Prize-winning artworks foster the theme of ‘a new heaven and a new earth’
WA artist Mikaela Castledine poses beside her sculpture. Photo: Theresia Titus.
By Theresia Titus
Western Australia based artist Mikaela Castledine has been announced as the winner of the 2018 Mandorla Art Award for her masterpiece entitled God is in the House.
Ms Castledine and fellow award winners were announced at a ceremony on 1 June at Turner Galleries, which also marked the launch of the Mandorla Art exhibition – which runs from 2 to 30 June.
For her architectural piece, Ms Castledine said she combined two ideas of using “the sacred shapes” from “everyday objects” and decorated them with fine hand-stitching, like a trousseau, to create a domestic event.
“If our new earth is scientific earth, a place of proof and fact, a new heaven should not float above us but exist much closer to home,” she wrote in her artwork statement.
Mandorla Art Award Committee Chairperson Dr Angela McCarthy told The eRecord that the winning artwork was judged based on its connection to the 2018 theme, taken from the Book of Revelation, chapter 21, verse one to two.
“What is chosen has to be high-quality contemporary art, and the scriptural theme must be addressed,” Dr McCarthy said.
“The winner would reflect the theme strongly.”
Dr McCarthy also said the 2018 Mandorla Art committee chose the theme through a day of discernment when each committee member contributed a prospective theme.
“This theme is very relevant today, how do you see the new heaven and earth, it’s about hope,” she said.
Bishop Sproxton presents one of the highly commenced prizes.
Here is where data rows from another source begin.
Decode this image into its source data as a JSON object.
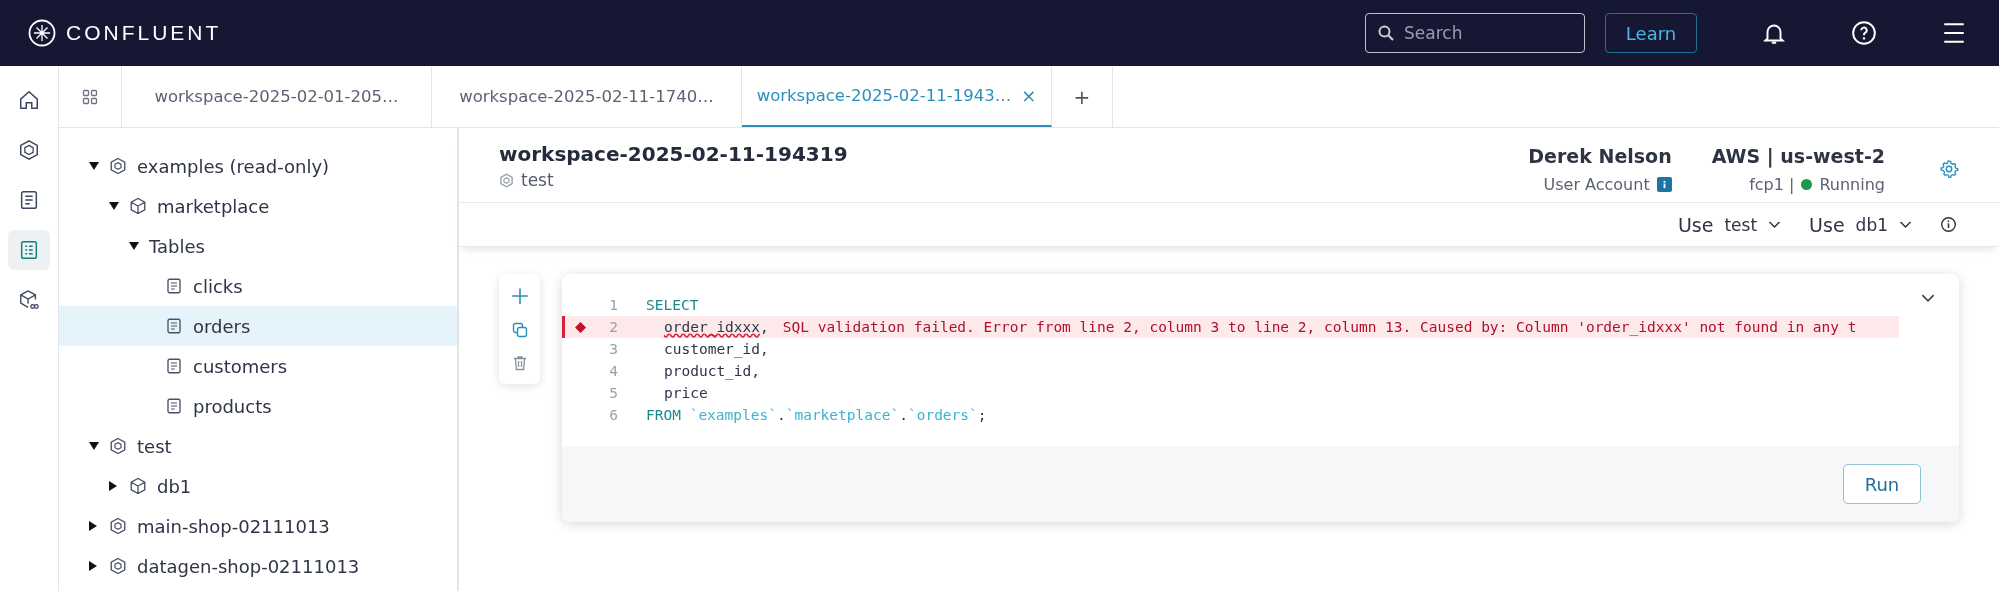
{
  "header": {
    "brand": "CONFLUENT",
    "search": {
      "placeholder": "Search"
    },
    "learn": "Learn"
  },
  "rail": [
    {
      "kind": "home",
      "selected": false
    },
    {
      "kind": "environment",
      "selected": false
    },
    {
      "kind": "document",
      "selected": false
    },
    {
      "kind": "workspace",
      "selected": true
    },
    {
      "kind": "compute",
      "selected": false
    }
  ],
  "tabs": [
    {
      "label": "workspace-2025-02-01-205…",
      "selected": false
    },
    {
      "label": "workspace-2025-02-11-1740…",
      "selected": false
    },
    {
      "label": "workspace-2025-02-11-1943…",
      "selected": true,
      "close": "×"
    }
  ],
  "add_tab": "+",
  "tree": [
    {
      "label": "examples (read-only)",
      "kind": "catalog",
      "expanded": true,
      "selected": false,
      "children": [
        {
          "label": "marketplace",
          "kind": "database",
          "expanded": true,
          "selected": false,
          "children": [
            {
              "label": "Tables",
              "kind": "folder",
              "expanded": true,
              "selected": false,
              "children": [
                {
                  "label": "clicks",
                  "kind": "table",
                  "selected": false
                },
                {
                  "label": "orders",
                  "kind": "table",
                  "selected": true
                },
                {
                  "label": "customers",
                  "kind": "table",
                  "selected": false
                },
                {
                  "label": "products",
                  "kind": "table",
                  "selected": false
                }
              ]
            }
          ]
        }
      ]
    },
    {
      "label": "test",
      "kind": "catalog",
      "expanded": true,
      "selected": false,
      "children": [
        {
          "label": "db1",
          "kind": "database",
          "expanded": false,
          "selected": false
        }
      ]
    },
    {
      "label": "main-shop-02111013",
      "kind": "catalog",
      "expanded": false,
      "selected": false
    },
    {
      "label": "datagen-shop-02111013",
      "kind": "catalog",
      "expanded": false,
      "selected": false
    }
  ],
  "workspace": {
    "title": "workspace-2025-02-11-194319",
    "catalog": "test",
    "user": {
      "name": "Derek Nelson",
      "account": "User Account"
    },
    "cluster": {
      "cloud": "AWS | us-west-2",
      "pool": "fcp1 |",
      "status": "Running",
      "color": "#1a9a4c"
    },
    "use": [
      {
        "label": "Use",
        "value": "test"
      },
      {
        "label": "Use",
        "value": "db1"
      }
    ]
  },
  "editor": {
    "lines": [
      {
        "number": "1",
        "error": false,
        "tokens": [
          {
            "kind": "keyword",
            "text": "SELECT"
          }
        ]
      },
      {
        "number": "2",
        "error": true,
        "tokens": [
          {
            "kind": "squiggle",
            "text": "order_idxxx"
          },
          {
            "kind": "ident",
            "text": ","
          },
          {
            "kind": "message",
            "text": "SQL validation failed. Error from line 2, column 3 to line 2, column 13. Caused by: Column 'order_idxxx' not found in any t"
          }
        ]
      },
      {
        "number": "3",
        "error": false,
        "tokens": [
          {
            "kind": "ident",
            "text": "customer_id,"
          }
        ]
      },
      {
        "number": "4",
        "error": false,
        "tokens": [
          {
            "kind": "ident",
            "text": "product_id,"
          }
        ]
      },
      {
        "number": "5",
        "error": false,
        "tokens": [
          {
            "kind": "ident",
            "text": "price"
          }
        ]
      },
      {
        "number": "6",
        "error": false,
        "tokens": [
          {
            "kind": "keyword",
            "text": "FROM "
          },
          {
            "kind": "string",
            "text": "`examples`"
          },
          {
            "kind": "ident",
            "text": "."
          },
          {
            "kind": "string",
            "text": "`marketplace`"
          },
          {
            "kind": "ident",
            "text": "."
          },
          {
            "kind": "string",
            "text": "`orders`"
          },
          {
            "kind": "ident",
            "text": ";"
          }
        ]
      }
    ],
    "run": "Run"
  }
}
Photo: Theresia Titus.
Auxiliary Bishop Don Sproxton, who attended the event and represented the Archdiocese of Perth, said he thought the choice of the theme was excellent.
“The theme is promotional, particularly at a time when we are living with so much hopelessness,” Bishop Sproxton said.
“The idea of a new creation resembles baptism in the spirit of God, teaching people about hope,” he continued.
Bishop Sproxton presented one of the highly-commended prizes, sponsored by the Archdiocese of Perth, to Simon and Naomi McGrath for their collaborative piece titled The First Earth – Sickness and Death.
The other prestigious prize, sponsored by the Uniting Church in the City, was given to Brian Robinson for his work titled Moving with the Rhythm of the Stars.
The newly added award, Patricia Toohey Painting Prize was granted to the artwork titled And I Saw (after John Martin) by Julie Davidson.
During the event, audiences were able to vote for their favourite artwork to select the People’s Choice Award, which will be announced at the New Norcia Museum and Art Gallery on 7 July.
Four winning artworks were chosen among the 40 finalists which were selected from 186 entries submitted by Australian artists nationwide.
Half of the 40 finalists were artists based in WA.
From left: Chairman of the Board of Trustees of St John of God Health Care Ms Eva Sakira, Bishop Don Sproxton, Member of the Board of Trustees of St John of God Health Care Ms Danielle Cronin, and Dr Angela McCarthy. Photo: Theresia Titus
The initial 186 entries went through selection panel who selected the artworks based on the artist’s statements, biographies and images of their artwork.
Kristy Gough, 2018 Mandorla Art Award Curator, said judging involved a two-stage process, with two different sets of judges consisting of two art professionals and a theologian.
“We asked artists to submit a minimum of two and maximum of four images of their artworks, and then we looked at how they responded to the theme and how well they execute their work artistically,” Ms Gough explained.
Beginning in 1985, Dr McCarthy said that the Mandorla Art awards holds importance as it has become a forum for religious artists to showcase their artworks to the public.
“It’s very hard for an artist to exhibit work that is religious in galleries, most galleries will not accept them,” she said.
“We now need to foster artists in a very special way.”
Dr McCarthy said the artworks had become “a form of evangelisation in a very unusual way”.
“We need their eyes to help us to see the Gospel,” she said.
The artworks of the 40 finalists will appear on exhibition throughout the month of June at Turner Galleries, and a selection of works will tour to New Norcia Museum and Art Gallery, St John of God Healthcare campuses and St Mary’s Cathedral.
The winning artwork of 2018 Mandorla Art Award by West Australian artist Mikaela Castledine. Photo: Theresia Titus.